Many in our community are openly critical and even angry at some events that are happening around us. They see church leaders and employees being brought to justice for their despicable actions in the past. They see some politicians and community leaders being charged with graft and corruption offences in their individual quests for money and power. They see many individuals taking an unfair advantage over others and getting away with it.
Is it any wonder some citizens are full of anger at what they see and experience in their daily lives. Tv and radio news broadcasts seem to thrive on exposing any well-known personality, or anyone in higher office, who may be involved in a scandal. It seems this type of reporting sells lots of advertiser’s products.
While anger might be seen as an important step to grieving, it is vital for our own wellbeing that we address it, otherwise, it will permeate our thoughts and dominate our lives. Anger can seriously affect our normal loving nature and can even be the cause of sickness and severe mental problems.
So, how do we rise above, and deal with, our anger? There is no doubt it will require considerable courage and a genuine desire to overcome any feelings we might have of righteous indignation.
Jesus was forced to do it in the Garden of Gethsemane. His desperate pleas to His Father in Heaven went unheeded. His friends preferred to sleep rather than help. He was angry, frustrated and desperate, yet He accepted the challenge He knew would only lead to His suffering and death.

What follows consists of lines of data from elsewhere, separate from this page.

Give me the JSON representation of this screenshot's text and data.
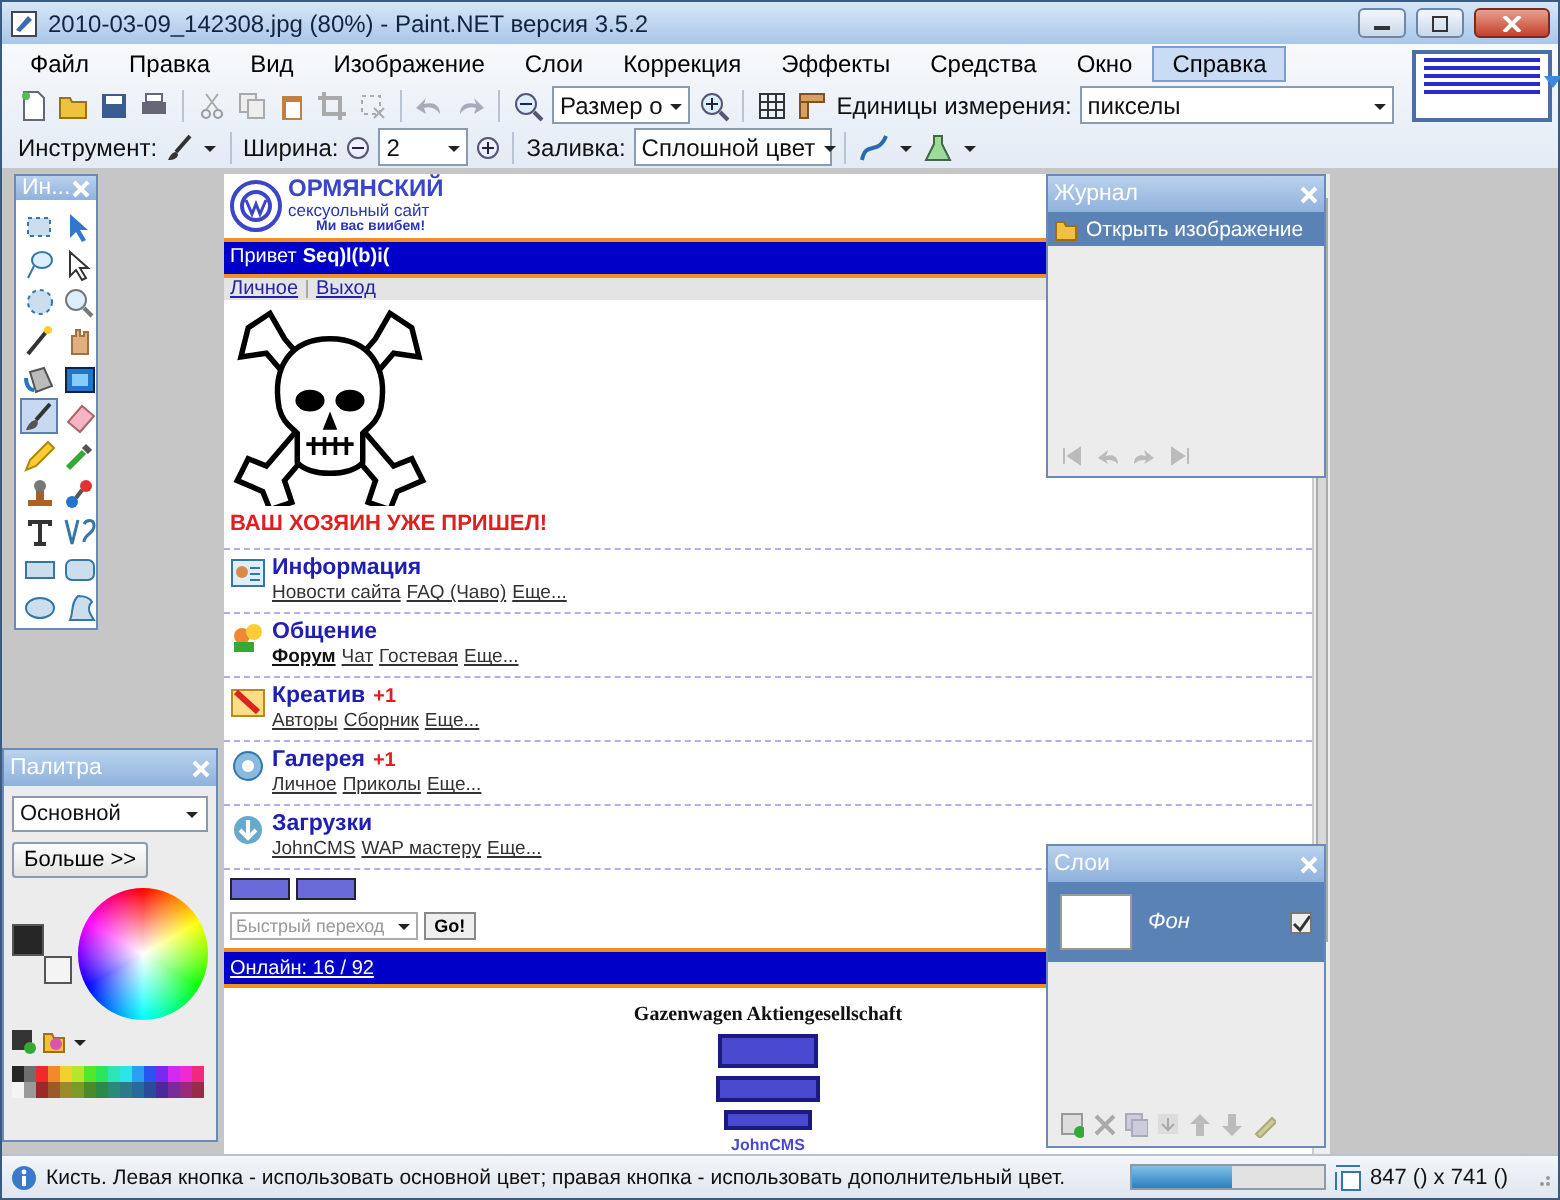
{
  "window": {
    "title": "2010-03-09_142308.jpg (80%) - Paint.NET версия 3.5.2"
  },
  "menu": [
    {
      "label": "Файл",
      "selected": false
    },
    {
      "label": "Правка",
      "selected": false
    },
    {
      "label": "Вид",
      "selected": false
    },
    {
      "label": "Изображение",
      "selected": false
    },
    {
      "label": "Слои",
      "selected": false
    },
    {
      "label": "Коррекция",
      "selected": false
    },
    {
      "label": "Эффекты",
      "selected": false
    },
    {
      "label": "Средства",
      "selected": false
    },
    {
      "label": "Окно",
      "selected": false
    },
    {
      "label": "Справка",
      "selected": true
    }
  ],
  "toolbar": {
    "zoom_value": "Размер о",
    "units_label": "Единицы измерения:",
    "units_value": "пикселы"
  },
  "tool_options": {
    "tool_label": "Инструмент:",
    "width_label": "Ширина:",
    "width_value": "2",
    "fill_label": "Заливка:",
    "fill_value": "Сплошной цвет"
  },
  "tools_panel": {
    "title": "Ин...",
    "tools": [
      {
        "kind": "rect-select",
        "selected": false
      },
      {
        "kind": "move",
        "selected": false
      },
      {
        "kind": "lasso",
        "selected": false
      },
      {
        "kind": "move-outline",
        "selected": false
      },
      {
        "kind": "ellipse-select",
        "selected": false
      },
      {
        "kind": "zoom",
        "selected": false
      },
      {
        "kind": "wand",
        "selected": false
      },
      {
        "kind": "hand",
        "selected": false
      },
      {
        "kind": "bucket",
        "selected": false
      },
      {
        "kind": "gradient",
        "selected": false
      },
      {
        "kind": "brush",
        "selected": true
      },
      {
        "kind": "eraser",
        "selected": false
      },
      {
        "kind": "pencil",
        "selected": false
      },
      {
        "kind": "pipette",
        "selected": false
      },
      {
        "kind": "stamp",
        "selected": false
      },
      {
        "kind": "recolor",
        "selected": false
      },
      {
        "kind": "text",
        "selected": false
      },
      {
        "kind": "curve",
        "selected": false
      },
      {
        "kind": "rectangle",
        "selected": false
      },
      {
        "kind": "rounded-rectangle",
        "selected": false
      },
      {
        "kind": "ellipse",
        "selected": false
      },
      {
        "kind": "freeform",
        "selected": false
      }
    ]
  },
  "canvas_page": {
    "logo": {
      "title": "ОРМЯНСКИЙ",
      "subtitle": "сексуольный сайт",
      "tagline": "Ми вас виибем!"
    },
    "greeting": "Привет",
    "user": "Seq)l(b)i(",
    "nav": [
      "Личное",
      "Выход"
    ],
    "alert": "ВАШ ХОЗЯИН УЖЕ ПРИШЕЛ!",
    "sections": [
      {
        "kind": "info",
        "title": "Информация",
        "links": [
          {
            "label": "Новости сайта",
            "active": false
          },
          {
            "label": "FAQ (Чаво)",
            "active": false
          },
          {
            "label": "Еще...",
            "active": false
          }
        ]
      },
      {
        "kind": "chat",
        "title": "Общение",
        "links": [
          {
            "label": "Форум",
            "active": true
          },
          {
            "label": "Чат",
            "active": false
          },
          {
            "label": "Гостевая",
            "active": false
          },
          {
            "label": "Еще...",
            "active": false
          }
        ]
      },
      {
        "kind": "creative",
        "title": "Креатив",
        "badge": "+1",
        "links": [
          {
            "label": "Авторы",
            "active": false
          },
          {
            "label": "Сборник",
            "active": false
          },
          {
            "label": "Еще...",
            "active": false
          }
        ]
      },
      {
        "kind": "gallery",
        "title": "Галерея",
        "badge": "+1",
        "links": [
          {
            "label": "Личное",
            "active": false
          },
          {
            "label": "Приколы",
            "active": false
          },
          {
            "label": "Еще...",
            "active": false
          }
        ]
      },
      {
        "kind": "downloads",
        "title": "Загрузки",
        "links": [
          {
            "label": "JohnCMS",
            "active": false
          },
          {
            "label": "WAP мастеру",
            "active": false
          },
          {
            "label": "Еще...",
            "active": false
          }
        ]
      }
    ],
    "jump_placeholder": "Быстрый переход",
    "go_button": "Go!",
    "online": "Онлайн: 16 / 92",
    "company": "Gazenwagen Aktiengesellschaft",
    "footer": "JohnCMS"
  },
  "history_panel": {
    "title": "Журнал",
    "items": [
      {
        "label": "Открыть изображение",
        "selected": true
      }
    ]
  },
  "palette_panel": {
    "title": "Палитра",
    "mode": "Основной",
    "more_button": "Больше >>",
    "current_colors": [
      {
        "color": "#262626"
      },
      {
        "color": "#f4f4f4"
      }
    ],
    "swatches": [
      {
        "color": "#262626"
      },
      {
        "color": "#6e6e6e"
      },
      {
        "color": "#ee2a2a"
      },
      {
        "color": "#f08a2a"
      },
      {
        "color": "#f0d22a"
      },
      {
        "color": "#b4e62a"
      },
      {
        "color": "#54e62a"
      },
      {
        "color": "#2ae65a"
      },
      {
        "color": "#2ae6b4"
      },
      {
        "color": "#2ae6e6"
      },
      {
        "color": "#2aa0f0"
      },
      {
        "color": "#2a54f0"
      },
      {
        "color": "#7a2af0"
      },
      {
        "color": "#d22af0"
      },
      {
        "color": "#f02ad2"
      },
      {
        "color": "#f02a7a"
      },
      {
        "color": "#f4f4f4"
      },
      {
        "color": "#9a9a9a"
      },
      {
        "color": "#9a2a2a"
      },
      {
        "color": "#9a5a2a"
      },
      {
        "color": "#9a8a2a"
      },
      {
        "color": "#7a9a2a"
      },
      {
        "color": "#4a8a2a"
      },
      {
        "color": "#2a8a4a"
      },
      {
        "color": "#2a8a7a"
      },
      {
        "color": "#2a7a8a"
      },
      {
        "color": "#2a6a9a"
      },
      {
        "color": "#2a4a9a"
      },
      {
        "color": "#4a2a9a"
      },
      {
        "color": "#7a2a9a"
      },
      {
        "color": "#9a2a7a"
      },
      {
        "color": "#9a2a4a"
      }
    ]
  },
  "layers_panel": {
    "title": "Слои",
    "layers": [
      {
        "name": "Фон",
        "visible": true,
        "selected": true
      }
    ]
  },
  "status_bar": {
    "text": "Кисть. Левая кнопка - использовать основной цвет; правая кнопка - использовать дополнительный цвет.",
    "level": 0.52,
    "size": "847 () x 741 ()"
  }
}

While we may not see our anger as having a similar outcome to what Jesus had to endure, we can seek His help in attempting to overcome our own personal situation, because He knows what we are going through.
I’m Peter Mack and that’s Faith.